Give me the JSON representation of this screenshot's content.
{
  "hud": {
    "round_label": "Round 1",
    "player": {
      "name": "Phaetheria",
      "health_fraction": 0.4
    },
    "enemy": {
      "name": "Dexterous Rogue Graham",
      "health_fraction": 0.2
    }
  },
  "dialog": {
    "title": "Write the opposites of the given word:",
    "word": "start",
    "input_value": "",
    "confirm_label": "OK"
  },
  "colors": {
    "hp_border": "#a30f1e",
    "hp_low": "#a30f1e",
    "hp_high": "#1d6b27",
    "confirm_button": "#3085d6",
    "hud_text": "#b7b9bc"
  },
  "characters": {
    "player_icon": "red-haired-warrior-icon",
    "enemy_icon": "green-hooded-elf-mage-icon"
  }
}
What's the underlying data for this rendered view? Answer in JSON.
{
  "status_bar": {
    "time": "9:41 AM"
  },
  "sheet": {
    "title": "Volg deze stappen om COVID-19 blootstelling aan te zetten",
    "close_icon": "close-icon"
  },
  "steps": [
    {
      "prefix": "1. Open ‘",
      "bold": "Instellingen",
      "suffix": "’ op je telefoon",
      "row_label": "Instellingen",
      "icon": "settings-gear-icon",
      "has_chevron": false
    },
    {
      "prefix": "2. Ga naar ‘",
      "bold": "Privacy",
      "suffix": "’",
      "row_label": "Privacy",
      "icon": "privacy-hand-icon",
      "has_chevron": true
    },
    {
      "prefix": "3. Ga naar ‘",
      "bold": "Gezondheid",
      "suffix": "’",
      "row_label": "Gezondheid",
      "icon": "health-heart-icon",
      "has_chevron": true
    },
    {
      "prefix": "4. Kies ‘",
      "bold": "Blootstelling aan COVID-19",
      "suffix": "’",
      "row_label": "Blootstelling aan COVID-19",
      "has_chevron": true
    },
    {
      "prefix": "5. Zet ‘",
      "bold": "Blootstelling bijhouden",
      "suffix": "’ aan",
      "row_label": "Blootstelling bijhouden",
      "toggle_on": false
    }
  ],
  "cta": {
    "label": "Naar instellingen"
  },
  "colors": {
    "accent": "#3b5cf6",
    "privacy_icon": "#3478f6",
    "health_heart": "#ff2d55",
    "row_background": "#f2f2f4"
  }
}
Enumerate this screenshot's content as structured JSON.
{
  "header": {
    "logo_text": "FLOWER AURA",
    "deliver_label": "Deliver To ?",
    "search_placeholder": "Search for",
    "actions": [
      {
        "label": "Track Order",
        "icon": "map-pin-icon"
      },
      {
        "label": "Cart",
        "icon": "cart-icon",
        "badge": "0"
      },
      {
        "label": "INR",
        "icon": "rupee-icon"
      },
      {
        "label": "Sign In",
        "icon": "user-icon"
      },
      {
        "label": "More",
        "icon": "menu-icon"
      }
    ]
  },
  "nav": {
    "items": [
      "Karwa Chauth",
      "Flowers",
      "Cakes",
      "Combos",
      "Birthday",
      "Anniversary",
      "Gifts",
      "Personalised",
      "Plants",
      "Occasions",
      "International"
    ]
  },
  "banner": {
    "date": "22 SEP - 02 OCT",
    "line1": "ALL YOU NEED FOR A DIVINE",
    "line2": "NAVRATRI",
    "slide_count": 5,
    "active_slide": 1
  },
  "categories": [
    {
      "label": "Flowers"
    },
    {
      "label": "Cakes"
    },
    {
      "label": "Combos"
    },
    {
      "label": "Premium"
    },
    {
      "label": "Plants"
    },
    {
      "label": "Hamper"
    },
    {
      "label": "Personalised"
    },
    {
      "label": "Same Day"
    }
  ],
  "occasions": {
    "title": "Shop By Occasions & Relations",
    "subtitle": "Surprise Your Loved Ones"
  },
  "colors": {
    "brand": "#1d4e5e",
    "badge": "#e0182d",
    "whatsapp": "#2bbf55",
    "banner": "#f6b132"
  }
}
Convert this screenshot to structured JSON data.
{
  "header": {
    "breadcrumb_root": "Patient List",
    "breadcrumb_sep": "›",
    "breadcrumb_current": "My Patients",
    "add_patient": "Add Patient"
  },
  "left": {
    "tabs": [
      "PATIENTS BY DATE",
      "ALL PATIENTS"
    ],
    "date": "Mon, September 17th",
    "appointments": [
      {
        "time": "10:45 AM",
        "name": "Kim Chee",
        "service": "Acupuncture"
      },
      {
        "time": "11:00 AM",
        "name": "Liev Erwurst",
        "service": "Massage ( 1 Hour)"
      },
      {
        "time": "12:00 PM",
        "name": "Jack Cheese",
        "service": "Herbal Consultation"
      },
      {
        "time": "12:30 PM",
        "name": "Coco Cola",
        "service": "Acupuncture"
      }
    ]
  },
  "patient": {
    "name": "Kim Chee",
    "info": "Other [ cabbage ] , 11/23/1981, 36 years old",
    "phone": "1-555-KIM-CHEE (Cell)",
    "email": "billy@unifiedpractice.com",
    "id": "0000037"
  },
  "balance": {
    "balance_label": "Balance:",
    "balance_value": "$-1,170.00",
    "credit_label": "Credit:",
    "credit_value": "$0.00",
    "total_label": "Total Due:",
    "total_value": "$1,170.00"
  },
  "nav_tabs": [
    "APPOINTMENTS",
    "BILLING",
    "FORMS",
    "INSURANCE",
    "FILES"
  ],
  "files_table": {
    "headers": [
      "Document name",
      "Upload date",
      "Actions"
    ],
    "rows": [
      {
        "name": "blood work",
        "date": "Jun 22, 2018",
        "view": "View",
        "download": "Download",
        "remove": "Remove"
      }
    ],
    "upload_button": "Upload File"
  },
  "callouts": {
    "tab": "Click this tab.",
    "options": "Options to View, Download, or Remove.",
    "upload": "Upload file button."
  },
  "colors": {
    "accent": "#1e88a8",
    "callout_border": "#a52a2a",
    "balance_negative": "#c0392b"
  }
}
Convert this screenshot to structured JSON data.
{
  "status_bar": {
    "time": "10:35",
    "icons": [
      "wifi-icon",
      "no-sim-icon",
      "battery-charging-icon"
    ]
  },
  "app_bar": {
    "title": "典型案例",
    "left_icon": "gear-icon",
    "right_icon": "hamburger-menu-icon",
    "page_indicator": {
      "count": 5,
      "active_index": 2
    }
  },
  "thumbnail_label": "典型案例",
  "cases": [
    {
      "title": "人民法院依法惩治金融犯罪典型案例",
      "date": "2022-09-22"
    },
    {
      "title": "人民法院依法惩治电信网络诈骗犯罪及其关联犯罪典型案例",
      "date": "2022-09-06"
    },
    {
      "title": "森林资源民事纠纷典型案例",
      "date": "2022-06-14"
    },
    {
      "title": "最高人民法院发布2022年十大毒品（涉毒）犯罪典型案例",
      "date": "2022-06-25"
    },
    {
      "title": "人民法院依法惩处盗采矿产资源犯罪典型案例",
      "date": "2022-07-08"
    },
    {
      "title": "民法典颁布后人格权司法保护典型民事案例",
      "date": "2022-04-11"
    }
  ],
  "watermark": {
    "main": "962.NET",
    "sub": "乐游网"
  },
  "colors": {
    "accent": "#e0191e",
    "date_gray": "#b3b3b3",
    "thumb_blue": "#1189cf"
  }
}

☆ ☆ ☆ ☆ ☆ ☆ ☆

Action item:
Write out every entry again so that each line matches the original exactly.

Solution:
Give me the JSON representation of this screenshot's content.
{
  "hud": {
    "round_label": "Round 1",
    "player": {
      "name": "Phaetheria",
      "health_fraction": 0.4
    },
    "enemy": {
      "name": "Dexterous Rogue Graham",
      "health_fraction": 0.2
    }
  },
  "dialog": {
    "title": "Write the opposites of the given word:",
    "word": "start",
    "input_value": "",
    "confirm_label": "OK"
  },
  "colors": {
    "hp_border": "#a30f1e",
    "hp_low": "#a30f1e",
    "hp_high": "#1d6b27",
    "confirm_button": "#3085d6",
    "hud_text": "#b7b9bc"
  },
  "characters": {
    "player_icon": "red-haired-warrior-icon",
    "enemy_icon": "green-hooded-elf-mage-icon"
  }
}
What's the underlying data for this rendered view? Answer in JSON.
{
  "status_bar": {
    "time": "9:41 AM"
  },
  "sheet": {
    "title": "Volg deze stappen om COVID-19 blootstelling aan te zetten",
    "close_icon": "close-icon"
  },
  "steps": [
    {
      "prefix": "1. Open ‘",
      "bold": "Instellingen",
      "suffix": "’ op je telefoon",
      "row_label": "Instellingen",
      "icon": "settings-gear-icon",
      "has_chevron": false
    },
    {
      "prefix": "2. Ga naar ‘",
      "bold": "Privacy",
      "suffix": "’",
      "row_label": "Privacy",
      "icon": "privacy-hand-icon",
      "has_chevron": true
    },
    {
      "prefix": "3. Ga naar ‘",
      "bold": "Gezondheid",
      "suffix": "’",
      "row_label": "Gezondheid",
      "icon": "health-heart-icon",
      "has_chevron": true
    },
    {
      "prefix": "4. Kies ‘",
      "bold": "Blootstelling aan COVID-19",
      "suffix": "’",
      "row_label": "Blootstelling aan COVID-19",
      "has_chevron": true
    },
    {
      "prefix": "5. Zet ‘",
      "bold": "Blootstelling bijhouden",
      "suffix": "’ aan",
      "row_label": "Blootstelling bijhouden",
      "toggle_on": false
    }
  ],
  "cta": {
    "label": "Naar instellingen"
  },
  "colors": {
    "accent": "#3b5cf6",
    "privacy_icon": "#3478f6",
    "health_heart": "#ff2d55",
    "row_background": "#f2f2f4"
  }
}
Enumerate this screenshot's content as structured JSON.
{
  "header": {
    "logo_text": "FLOWER AURA",
    "deliver_label": "Deliver To ?",
    "search_placeholder": "Search for",
    "actions": [
      {
        "label": "Track Order",
        "icon": "map-pin-icon"
      },
      {
        "label": "Cart",
        "icon": "cart-icon",
        "badge": "0"
      },
      {
        "label": "INR",
        "icon": "rupee-icon"
      },
      {
        "label": "Sign In",
        "icon": "user-icon"
      },
      {
        "label": "More",
        "icon": "menu-icon"
      }
    ]
  },
  "nav": {
    "items": [
      "Karwa Chauth",
      "Flowers",
      "Cakes",
      "Combos",
      "Birthday",
      "Anniversary",
      "Gifts",
      "Personalised",
      "Plants",
      "Occasions",
      "International"
    ]
  },
  "banner": {
    "date": "22 SEP - 02 OCT",
    "line1": "ALL YOU NEED FOR A DIVINE",
    "line2": "NAVRATRI",
    "slide_count": 5,
    "active_slide": 1
  },
  "categories": [
    {
      "label": "Flowers"
    },
    {
      "label": "Cakes"
    },
    {
      "label": "Combos"
    },
    {
      "label": "Premium"
    },
    {
      "label": "Plants"
    },
    {
      "label": "Hamper"
    },
    {
      "label": "Personalised"
    },
    {
      "label": "Same Day"
    }
  ],
  "occasions": {
    "title": "Shop By Occasions & Relations",
    "subtitle": "Surprise Your Loved Ones"
  },
  "colors": {
    "brand": "#1d4e5e",
    "badge": "#e0182d",
    "whatsapp": "#2bbf55",
    "banner": "#f6b132"
  }
}
Convert this screenshot to structured JSON data.
{
  "header": {
    "breadcrumb_root": "Patient List",
    "breadcrumb_sep": "›",
    "breadcrumb_current": "My Patients",
    "add_patient": "Add Patient"
  },
  "left": {
    "tabs": [
      "PATIENTS BY DATE",
      "ALL PATIENTS"
    ],
    "date": "Mon, September 17th",
    "appointments": [
      {
        "time": "10:45 AM",
        "name": "Kim Chee",
        "service": "Acupuncture"
      },
      {
        "time": "11:00 AM",
        "name": "Liev Erwurst",
        "service": "Massage ( 1 Hour)"
      },
      {
        "time": "12:00 PM",
        "name": "Jack Cheese",
        "service": "Herbal Consultation"
      },
      {
        "time": "12:30 PM",
        "name": "Coco Cola",
        "service": "Acupuncture"
      }
    ]
  },
  "patient": {
    "name": "Kim Chee",
    "info": "Other [ cabbage ] , 11/23/1981, 36 years old",
    "phone": "1-555-KIM-CHEE (Cell)",
    "email": "billy@unifiedpractice.com",
    "id": "0000037"
  },
  "balance": {
    "balance_label": "Balance:",
    "balance_value": "$-1,170.00",
    "credit_label": "Credit:",
    "credit_value": "$0.00",
    "total_label": "Total Due:",
    "total_value": "$1,170.00"
  },
  "nav_tabs": [
    "APPOINTMENTS",
    "BILLING",
    "FORMS",
    "INSURANCE",
    "FILES"
  ],
  "files_table": {
    "headers": [
      "Document name",
      "Upload date",
      "Actions"
    ],
    "rows": [
      {
        "name": "blood work",
        "date": "Jun 22, 2018",
        "view": "View",
        "download": "Download",
        "remove": "Remove"
      }
    ],
    "upload_button": "Upload File"
  },
  "callouts": {
    "tab": "Click this tab.",
    "options": "Options to View, Download, or Remove.",
    "upload": "Upload file button."
  },
  "colors": {
    "accent": "#1e88a8",
    "callout_border": "#a52a2a",
    "balance_negative": "#c0392b"
  }
}
Convert this screenshot to structured JSON data.
{
  "status_bar": {
    "time": "10:35",
    "icons": [
      "wifi-icon",
      "no-sim-icon",
      "battery-charging-icon"
    ]
  },
  "app_bar": {
    "title": "典型案例",
    "left_icon": "gear-icon",
    "right_icon": "hamburger-menu-icon",
    "page_indicator": {
      "count": 5,
      "active_index": 2
    }
  },
  "thumbnail_label": "典型案例",
  "cases": [
    {
      "title": "人民法院依法惩治金融犯罪典型案例",
      "date": "2022-09-22"
    },
    {
      "title": "人民法院依法惩治电信网络诈骗犯罪及其关联犯罪典型案例",
      "date": "2022-09-06"
    },
    {
      "title": "森林资源民事纠纷典型案例",
      "date": "2022-06-14"
    },
    {
      "title": "最高人民法院发布2022年十大毒品（涉毒）犯罪典型案例",
      "date": "2022-06-25"
    },
    {
      "title": "人民法院依法惩处盗采矿产资源犯罪典型案例",
      "date": "2022-07-08"
    },
    {
      "title": "民法典颁布后人格权司法保护典型民事案例",
      "date": "2022-04-11"
    }
  ],
  "watermark": {
    "main": "962.NET",
    "sub": "乐游网"
  },
  "colors": {
    "accent": "#e0191e",
    "date_gray": "#b3b3b3",
    "thumb_blue": "#1189cf"
  }
}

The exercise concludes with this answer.